● TASK TO COMPLETE:
Lines from the listing below that contain the string "n合理化の一層の促進のために" are to be reported.
++++++++++
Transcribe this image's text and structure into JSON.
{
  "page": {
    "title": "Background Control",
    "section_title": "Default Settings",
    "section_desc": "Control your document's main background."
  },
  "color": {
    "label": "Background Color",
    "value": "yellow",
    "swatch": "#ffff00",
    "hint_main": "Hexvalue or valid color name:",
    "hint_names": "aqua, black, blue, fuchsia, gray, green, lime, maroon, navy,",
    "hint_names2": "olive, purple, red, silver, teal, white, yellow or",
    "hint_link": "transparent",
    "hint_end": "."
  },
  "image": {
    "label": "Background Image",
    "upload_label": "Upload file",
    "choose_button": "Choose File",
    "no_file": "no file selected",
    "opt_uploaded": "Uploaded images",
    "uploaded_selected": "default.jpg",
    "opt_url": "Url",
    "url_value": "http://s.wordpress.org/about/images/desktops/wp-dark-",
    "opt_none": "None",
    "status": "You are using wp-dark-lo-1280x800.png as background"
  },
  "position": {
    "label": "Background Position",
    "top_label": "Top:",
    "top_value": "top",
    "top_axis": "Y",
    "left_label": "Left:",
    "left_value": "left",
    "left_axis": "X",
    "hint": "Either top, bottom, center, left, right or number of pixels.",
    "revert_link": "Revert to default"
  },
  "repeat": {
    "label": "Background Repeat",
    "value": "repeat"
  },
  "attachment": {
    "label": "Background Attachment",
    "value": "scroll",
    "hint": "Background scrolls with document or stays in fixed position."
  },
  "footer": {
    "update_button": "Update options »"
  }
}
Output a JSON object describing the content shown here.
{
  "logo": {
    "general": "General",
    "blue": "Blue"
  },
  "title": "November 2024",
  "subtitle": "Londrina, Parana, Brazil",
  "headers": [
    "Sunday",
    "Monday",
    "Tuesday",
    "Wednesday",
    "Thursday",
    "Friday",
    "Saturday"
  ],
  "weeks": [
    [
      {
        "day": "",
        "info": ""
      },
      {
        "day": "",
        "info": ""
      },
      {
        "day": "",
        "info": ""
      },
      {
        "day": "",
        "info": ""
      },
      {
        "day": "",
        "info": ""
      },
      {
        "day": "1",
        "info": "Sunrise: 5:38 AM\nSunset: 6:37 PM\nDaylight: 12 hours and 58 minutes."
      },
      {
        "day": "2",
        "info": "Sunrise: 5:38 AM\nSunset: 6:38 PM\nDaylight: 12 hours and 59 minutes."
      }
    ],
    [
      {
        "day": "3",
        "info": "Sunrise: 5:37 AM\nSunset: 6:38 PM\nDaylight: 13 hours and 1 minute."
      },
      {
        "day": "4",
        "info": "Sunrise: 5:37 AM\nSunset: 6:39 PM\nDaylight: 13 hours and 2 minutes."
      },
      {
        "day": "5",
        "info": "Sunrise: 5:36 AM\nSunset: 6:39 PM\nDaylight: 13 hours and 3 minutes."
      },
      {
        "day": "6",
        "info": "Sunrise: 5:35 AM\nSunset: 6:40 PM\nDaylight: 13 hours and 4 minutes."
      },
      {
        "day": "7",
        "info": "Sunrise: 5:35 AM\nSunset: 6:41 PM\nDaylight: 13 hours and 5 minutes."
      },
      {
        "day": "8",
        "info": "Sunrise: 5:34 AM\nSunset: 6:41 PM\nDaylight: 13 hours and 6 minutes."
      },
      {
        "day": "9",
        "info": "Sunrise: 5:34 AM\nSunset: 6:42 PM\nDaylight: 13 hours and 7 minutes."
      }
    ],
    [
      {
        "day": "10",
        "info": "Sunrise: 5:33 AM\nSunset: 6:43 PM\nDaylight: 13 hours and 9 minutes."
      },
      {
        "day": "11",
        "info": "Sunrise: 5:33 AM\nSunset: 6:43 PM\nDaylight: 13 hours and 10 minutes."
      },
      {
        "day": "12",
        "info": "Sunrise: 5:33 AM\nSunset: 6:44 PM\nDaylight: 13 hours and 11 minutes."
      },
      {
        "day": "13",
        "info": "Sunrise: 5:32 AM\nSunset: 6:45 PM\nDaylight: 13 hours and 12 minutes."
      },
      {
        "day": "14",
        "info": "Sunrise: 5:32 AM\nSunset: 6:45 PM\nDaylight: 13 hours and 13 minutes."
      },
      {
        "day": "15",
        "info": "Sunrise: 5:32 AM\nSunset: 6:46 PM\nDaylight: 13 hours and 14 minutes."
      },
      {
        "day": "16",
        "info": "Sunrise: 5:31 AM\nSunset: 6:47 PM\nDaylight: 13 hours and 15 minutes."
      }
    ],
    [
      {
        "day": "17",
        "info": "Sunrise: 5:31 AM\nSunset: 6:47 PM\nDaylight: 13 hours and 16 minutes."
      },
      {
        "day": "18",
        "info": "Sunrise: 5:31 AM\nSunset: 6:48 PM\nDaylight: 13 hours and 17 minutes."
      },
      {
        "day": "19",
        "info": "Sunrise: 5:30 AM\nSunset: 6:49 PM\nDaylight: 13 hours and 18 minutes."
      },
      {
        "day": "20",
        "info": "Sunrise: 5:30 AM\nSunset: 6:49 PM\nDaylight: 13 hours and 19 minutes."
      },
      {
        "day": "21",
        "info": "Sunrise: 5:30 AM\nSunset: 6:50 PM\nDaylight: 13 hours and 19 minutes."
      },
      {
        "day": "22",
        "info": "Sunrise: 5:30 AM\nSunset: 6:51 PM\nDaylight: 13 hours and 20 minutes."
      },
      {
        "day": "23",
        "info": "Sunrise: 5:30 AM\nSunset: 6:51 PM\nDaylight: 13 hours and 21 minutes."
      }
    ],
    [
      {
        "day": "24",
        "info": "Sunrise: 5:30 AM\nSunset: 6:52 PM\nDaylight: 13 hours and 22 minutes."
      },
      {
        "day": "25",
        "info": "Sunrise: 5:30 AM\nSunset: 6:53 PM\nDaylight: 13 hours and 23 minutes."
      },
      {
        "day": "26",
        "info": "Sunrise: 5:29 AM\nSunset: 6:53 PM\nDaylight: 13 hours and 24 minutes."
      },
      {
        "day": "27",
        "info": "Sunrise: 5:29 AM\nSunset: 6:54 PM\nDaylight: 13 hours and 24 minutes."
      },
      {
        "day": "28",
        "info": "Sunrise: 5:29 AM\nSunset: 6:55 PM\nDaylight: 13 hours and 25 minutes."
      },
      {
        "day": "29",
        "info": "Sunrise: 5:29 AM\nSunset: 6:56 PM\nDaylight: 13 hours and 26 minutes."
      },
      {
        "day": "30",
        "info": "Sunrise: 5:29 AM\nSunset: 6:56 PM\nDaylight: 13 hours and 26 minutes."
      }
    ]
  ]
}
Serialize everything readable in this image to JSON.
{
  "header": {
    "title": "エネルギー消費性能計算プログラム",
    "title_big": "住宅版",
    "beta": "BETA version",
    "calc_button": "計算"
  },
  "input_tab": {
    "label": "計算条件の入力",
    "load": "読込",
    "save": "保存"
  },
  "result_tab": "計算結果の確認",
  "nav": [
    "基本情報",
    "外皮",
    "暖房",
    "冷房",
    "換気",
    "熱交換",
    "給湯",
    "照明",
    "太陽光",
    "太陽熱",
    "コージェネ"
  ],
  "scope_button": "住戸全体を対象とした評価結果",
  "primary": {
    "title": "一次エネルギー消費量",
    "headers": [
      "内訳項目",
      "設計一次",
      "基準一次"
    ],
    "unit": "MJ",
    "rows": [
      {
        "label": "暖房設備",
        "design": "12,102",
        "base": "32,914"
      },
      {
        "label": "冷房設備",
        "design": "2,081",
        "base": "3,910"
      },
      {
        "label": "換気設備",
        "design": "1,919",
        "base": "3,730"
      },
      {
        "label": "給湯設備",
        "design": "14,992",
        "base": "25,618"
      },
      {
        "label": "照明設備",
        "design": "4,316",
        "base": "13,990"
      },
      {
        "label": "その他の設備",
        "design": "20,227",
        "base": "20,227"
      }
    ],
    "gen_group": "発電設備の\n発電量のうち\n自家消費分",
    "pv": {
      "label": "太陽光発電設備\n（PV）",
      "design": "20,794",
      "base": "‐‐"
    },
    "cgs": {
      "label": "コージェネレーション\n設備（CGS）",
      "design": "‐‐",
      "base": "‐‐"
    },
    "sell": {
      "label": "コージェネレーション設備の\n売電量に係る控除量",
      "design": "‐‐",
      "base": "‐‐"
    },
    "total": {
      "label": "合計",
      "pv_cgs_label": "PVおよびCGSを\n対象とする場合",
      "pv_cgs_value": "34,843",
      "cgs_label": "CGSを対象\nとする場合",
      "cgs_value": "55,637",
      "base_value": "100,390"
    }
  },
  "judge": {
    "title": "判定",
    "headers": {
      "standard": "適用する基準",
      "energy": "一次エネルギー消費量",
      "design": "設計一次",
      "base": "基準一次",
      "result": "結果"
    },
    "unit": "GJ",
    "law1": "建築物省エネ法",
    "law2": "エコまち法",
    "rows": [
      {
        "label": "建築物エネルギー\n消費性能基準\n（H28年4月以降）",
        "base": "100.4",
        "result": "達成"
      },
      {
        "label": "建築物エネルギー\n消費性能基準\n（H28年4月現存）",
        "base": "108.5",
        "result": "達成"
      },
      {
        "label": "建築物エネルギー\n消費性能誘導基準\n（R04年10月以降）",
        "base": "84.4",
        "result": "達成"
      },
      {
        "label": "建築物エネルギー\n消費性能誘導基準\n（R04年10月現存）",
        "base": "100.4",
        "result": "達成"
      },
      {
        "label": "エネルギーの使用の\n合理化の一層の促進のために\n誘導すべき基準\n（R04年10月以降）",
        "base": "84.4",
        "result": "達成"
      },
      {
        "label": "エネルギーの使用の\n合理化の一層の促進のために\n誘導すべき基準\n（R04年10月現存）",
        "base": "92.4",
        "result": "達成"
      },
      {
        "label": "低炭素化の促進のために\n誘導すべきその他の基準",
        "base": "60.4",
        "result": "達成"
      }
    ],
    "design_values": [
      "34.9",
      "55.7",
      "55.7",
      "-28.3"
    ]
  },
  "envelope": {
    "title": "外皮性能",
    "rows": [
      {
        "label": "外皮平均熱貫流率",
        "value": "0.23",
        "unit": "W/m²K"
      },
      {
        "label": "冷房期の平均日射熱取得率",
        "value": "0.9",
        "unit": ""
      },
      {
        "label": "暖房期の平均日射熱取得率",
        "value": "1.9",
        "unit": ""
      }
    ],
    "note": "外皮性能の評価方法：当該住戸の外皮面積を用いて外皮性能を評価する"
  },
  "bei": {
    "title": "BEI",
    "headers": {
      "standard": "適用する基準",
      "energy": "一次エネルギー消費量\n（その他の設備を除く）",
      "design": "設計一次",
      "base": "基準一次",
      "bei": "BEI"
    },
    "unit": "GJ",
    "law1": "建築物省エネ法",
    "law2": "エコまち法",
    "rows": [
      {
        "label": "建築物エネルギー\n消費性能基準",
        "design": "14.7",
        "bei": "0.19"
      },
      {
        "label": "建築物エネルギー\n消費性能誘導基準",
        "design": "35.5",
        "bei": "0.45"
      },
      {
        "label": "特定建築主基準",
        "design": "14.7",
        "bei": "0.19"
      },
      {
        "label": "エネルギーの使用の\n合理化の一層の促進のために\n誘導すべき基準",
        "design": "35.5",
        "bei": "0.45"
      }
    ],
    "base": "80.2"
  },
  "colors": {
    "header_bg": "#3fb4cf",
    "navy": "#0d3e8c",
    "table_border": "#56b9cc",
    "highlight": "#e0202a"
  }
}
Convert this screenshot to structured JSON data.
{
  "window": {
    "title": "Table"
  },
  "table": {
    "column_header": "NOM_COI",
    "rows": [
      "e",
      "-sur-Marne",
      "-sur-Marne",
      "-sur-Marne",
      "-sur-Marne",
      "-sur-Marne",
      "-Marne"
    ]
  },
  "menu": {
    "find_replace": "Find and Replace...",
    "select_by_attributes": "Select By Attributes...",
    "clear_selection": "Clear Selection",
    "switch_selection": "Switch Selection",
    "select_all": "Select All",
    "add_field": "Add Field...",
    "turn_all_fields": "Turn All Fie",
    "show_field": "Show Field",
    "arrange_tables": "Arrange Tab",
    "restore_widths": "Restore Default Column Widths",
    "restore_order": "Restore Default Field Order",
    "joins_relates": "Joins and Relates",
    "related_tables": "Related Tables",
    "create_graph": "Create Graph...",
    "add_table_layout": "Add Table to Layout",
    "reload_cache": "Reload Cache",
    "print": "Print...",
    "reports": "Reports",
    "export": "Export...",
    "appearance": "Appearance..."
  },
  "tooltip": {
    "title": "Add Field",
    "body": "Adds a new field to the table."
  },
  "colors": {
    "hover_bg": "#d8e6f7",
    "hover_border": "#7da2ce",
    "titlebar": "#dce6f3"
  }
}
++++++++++
● SOLUTION:
        "label": "エネルギーの使用の\n合理化の一層の促進のために\n誘導すべき基準\n（R04年10月以降）",
        "label": "エネルギーの使用の\n合理化の一層の促進のために\n誘導すべき基準\n（R04年10月現存）",
        "label": "エネルギーの使用の\n合理化の一層の促進のために\n誘導すべき基準",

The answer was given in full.